Shoppers report eating their evening meal away from home 1.5 times per week. Younger shoppers eat away from home more often than other shoppers, preferring fast food over other sources. Not surprisingly, people from smaller households and higher income households eat out more often than those from larger and lower income ones.

Other Key Findings:

  • Women, particularly those who work part time, place greater importance on high quality produce and meats. Households on any type of diet value high quality produce significantly more, as do specialty store shoppers.

  • Younger shoppers are more interested in an exciting shopping environment than any other generation. High frequency shoppers as well as high spenders are also interested in an exciting store environment with new ideas and products.

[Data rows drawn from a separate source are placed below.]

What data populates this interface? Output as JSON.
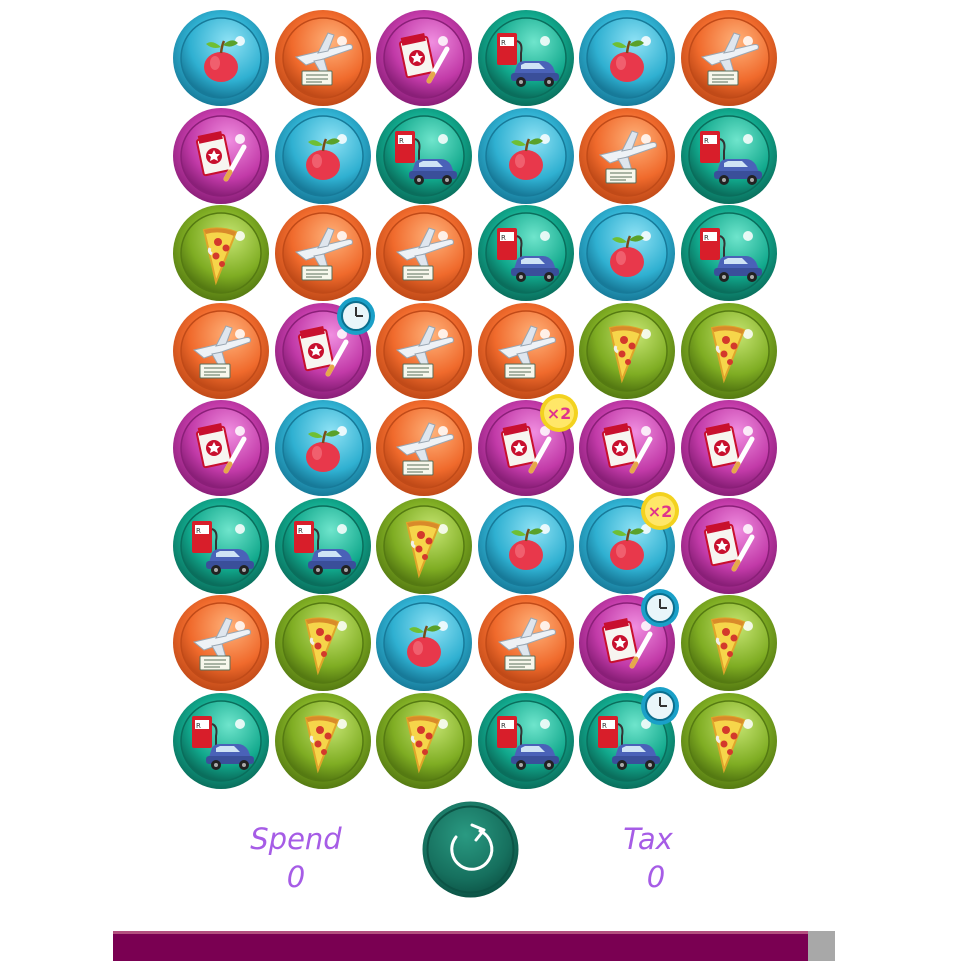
{
  "board": {
    "rows": [
      [
        "groceries",
        "travel",
        "smoking",
        "fuel",
        "groceries",
        "travel"
      ],
      [
        "smoking",
        "groceries",
        "fuel",
        "groceries",
        "travel",
        "fuel"
      ],
      [
        "pizza",
        "travel",
        "travel",
        "fuel",
        "groceries",
        "fuel"
      ],
      [
        "travel",
        "smoking",
        "travel",
        "travel",
        "pizza",
        "pizza"
      ],
      [
        "smoking",
        "groceries",
        "travel",
        "smoking",
        "smoking",
        "smoking"
      ],
      [
        "fuel",
        "fuel",
        "pizza",
        "groceries",
        "groceries",
        "smoking"
      ],
      [
        "travel",
        "pizza",
        "groceries",
        "travel",
        "smoking",
        "pizza"
      ],
      [
        "fuel",
        "pizza",
        "pizza",
        "fuel",
        "fuel",
        "pizza"
      ]
    ],
    "badges": [
      {
        "row": 3,
        "col": 1,
        "type": "clock"
      },
      {
        "row": 4,
        "col": 3,
        "type": "x2",
        "text": "×2"
      },
      {
        "row": 5,
        "col": 4,
        "type": "x2",
        "text": "×2"
      },
      {
        "row": 6,
        "col": 4,
        "type": "clock"
      },
      {
        "row": 7,
        "col": 4,
        "type": "clock"
      }
    ],
    "categories": {
      "groceries": {
        "icon": "apple-icon",
        "color": "#2fb0d1",
        "dark": "#177a99",
        "light": "#8fe2f5"
      },
      "travel": {
        "icon": "airplane-icon",
        "color": "#f06a2c",
        "dark": "#c04a18",
        "light": "#ffb27a"
      },
      "smoking": {
        "icon": "cigarettes-icon",
        "color": "#c23aa8",
        "dark": "#8a1f78",
        "light": "#f08ee0"
      },
      "fuel": {
        "icon": "fuel-car-icon",
        "color": "#11a88c",
        "dark": "#0a6e5c",
        "light": "#6fe5cc"
      },
      "pizza": {
        "icon": "pizza-icon",
        "color": "#7fad23",
        "dark": "#557a12",
        "light": "#c6e572"
      }
    }
  },
  "scores": {
    "spend_label": "Spend",
    "spend_value": "0",
    "tax_label": "Tax",
    "tax_value": "0"
  },
  "refresh": {
    "icon": "refresh-icon",
    "color": "#1a7a66"
  },
  "progress": {
    "fraction": 0.962,
    "fill_color": "#7a0052",
    "track_color": "#a8a8a8"
  }
}
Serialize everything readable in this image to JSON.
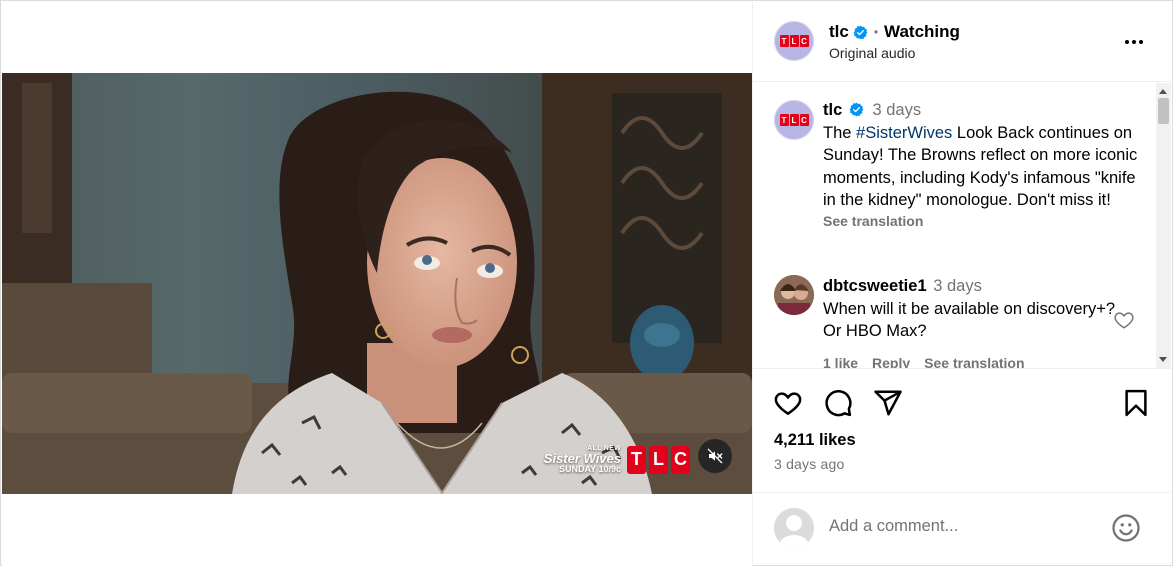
{
  "post": {
    "username": "tlc",
    "verified": true,
    "status": "Watching",
    "audio": "Original audio",
    "logo_letters": [
      "T",
      "L",
      "C"
    ]
  },
  "video": {
    "promo_allnew": "ALL NEW",
    "promo_show": "Sister Wives",
    "promo_when": "SUNDAY 10/9c",
    "channel_letters": [
      "T",
      "L",
      "C"
    ],
    "muted": true
  },
  "caption": {
    "username": "tlc",
    "time": "3 days",
    "text_before": "The ",
    "hashtag": "#SisterWives",
    "text_after": " Look Back continues on Sunday! The Browns reflect on more iconic moments, including Kody's infamous \"knife in the kidney\" monologue. Don't miss it!",
    "see_translation": "See translation"
  },
  "comment": {
    "username": "dbtcsweetie1",
    "time": "3 days",
    "text": "When will it be available on discovery+? Or HBO Max?",
    "likes": "1 like",
    "reply": "Reply",
    "see_translation": "See translation"
  },
  "engagement": {
    "likes": "4,211 likes",
    "posted": "3 days ago"
  },
  "composer": {
    "placeholder": "Add a comment..."
  },
  "colors": {
    "brand_red": "#e2001a",
    "verified_blue": "#0095f6",
    "hashtag": "#00376b",
    "secondary_text": "#737373"
  },
  "icons": [
    "more-icon",
    "verified-icon",
    "heart-icon",
    "comment-icon",
    "share-icon",
    "save-icon",
    "emoji-icon",
    "mute-icon"
  ]
}
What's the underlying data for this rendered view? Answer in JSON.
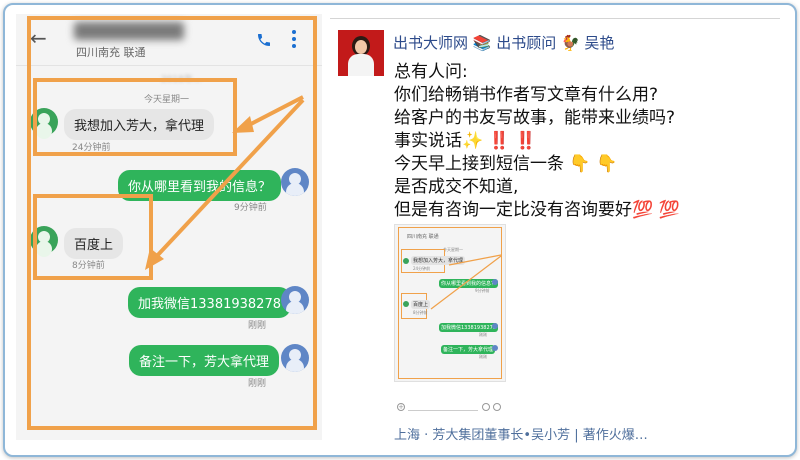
{
  "phone": {
    "contact_sub": "四川南充 联通",
    "date_faint": "2018年…",
    "date_label": "今天星期一",
    "messages": [
      {
        "dir": "in",
        "text": "我想加入芳大，拿代理",
        "time": "24分钟前"
      },
      {
        "dir": "out",
        "text": "你从哪里看到我的信息？",
        "time": "9分钟前"
      },
      {
        "dir": "in",
        "text": "百度上",
        "time": "8分钟前"
      },
      {
        "dir": "out",
        "text": "加我微信13381938278",
        "time": "刚刚"
      },
      {
        "dir": "out",
        "text": "备注一下，芳大拿代理",
        "time": "刚刚"
      }
    ],
    "highlight_color": "#f0a14a",
    "outgoing_bubble_color": "#2fb45b"
  },
  "post": {
    "poster_name": "出书大师网 📚 出书顾问 🐓 吴艳",
    "lines": [
      "总有人问:",
      "你们给畅销书作者写文章有什么用?",
      "给客户的书友写故事，能带来业绩吗?",
      "事实说话✨ ‼️ ‼️",
      "今天早上接到短信一条 👇 👇",
      "是否成交不知道,",
      "但是有咨询一定比没有咨询要好💯 💯"
    ],
    "thumbnail": {
      "sub": "四川南充 联通",
      "date": "今天星期一",
      "messages": [
        {
          "text": "我想加入芳大，拿代理",
          "time": "24分钟前"
        },
        {
          "text": "你从哪里看到我的信息？",
          "time": "9分钟前"
        },
        {
          "text": "百度上",
          "time": "8分钟前"
        },
        {
          "text": "加我微信13381938278",
          "time": "刚刚"
        },
        {
          "text": "备注一下，芳大拿代理",
          "time": "刚刚"
        }
      ]
    },
    "footer": "上海 · 芳大集团董事长•吴小芳 | 著作火爆…",
    "name_color": "#2c4a8a"
  }
}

  • Age is inversely proportional to self-checkout importance — the higher the age group, the lower the importance.

  • Country of origin — when it comes to buying meat, produce or seafood, the most important attributes are quality and price overwhelmingly. Only a small percentage (2-3 percent) look for country of origin.

  • Generation Y is a generation on the go. Features they deem important are fast checkout, self checkout and quick, convenient meal solutions. They love eating, but aren’t interested in cooking the food themselves. In fact, they show the lowest per-person grocery spending of all shopper groups. They love a variety of foods, including ethnic, organic and gourmet foods. They eat out more often than anyone and are extremely high in their use of coffee bars.

Data Tabulation

Data for Trends were collected through two independent surveys using the Harris Poll Online database. Online surveys were conducted among a nationally representative sample of 2,001 U.S. shoppers. Respondents must have met the following requirements to participate in the survey: A minimum of 15 years of age; primary or equally shared responsibility for food shopping; and they must have shopped for groceries in the past two weeks. The surveys were available in English and Spanish to ensure a representative sample of the U.S. Hispanic population.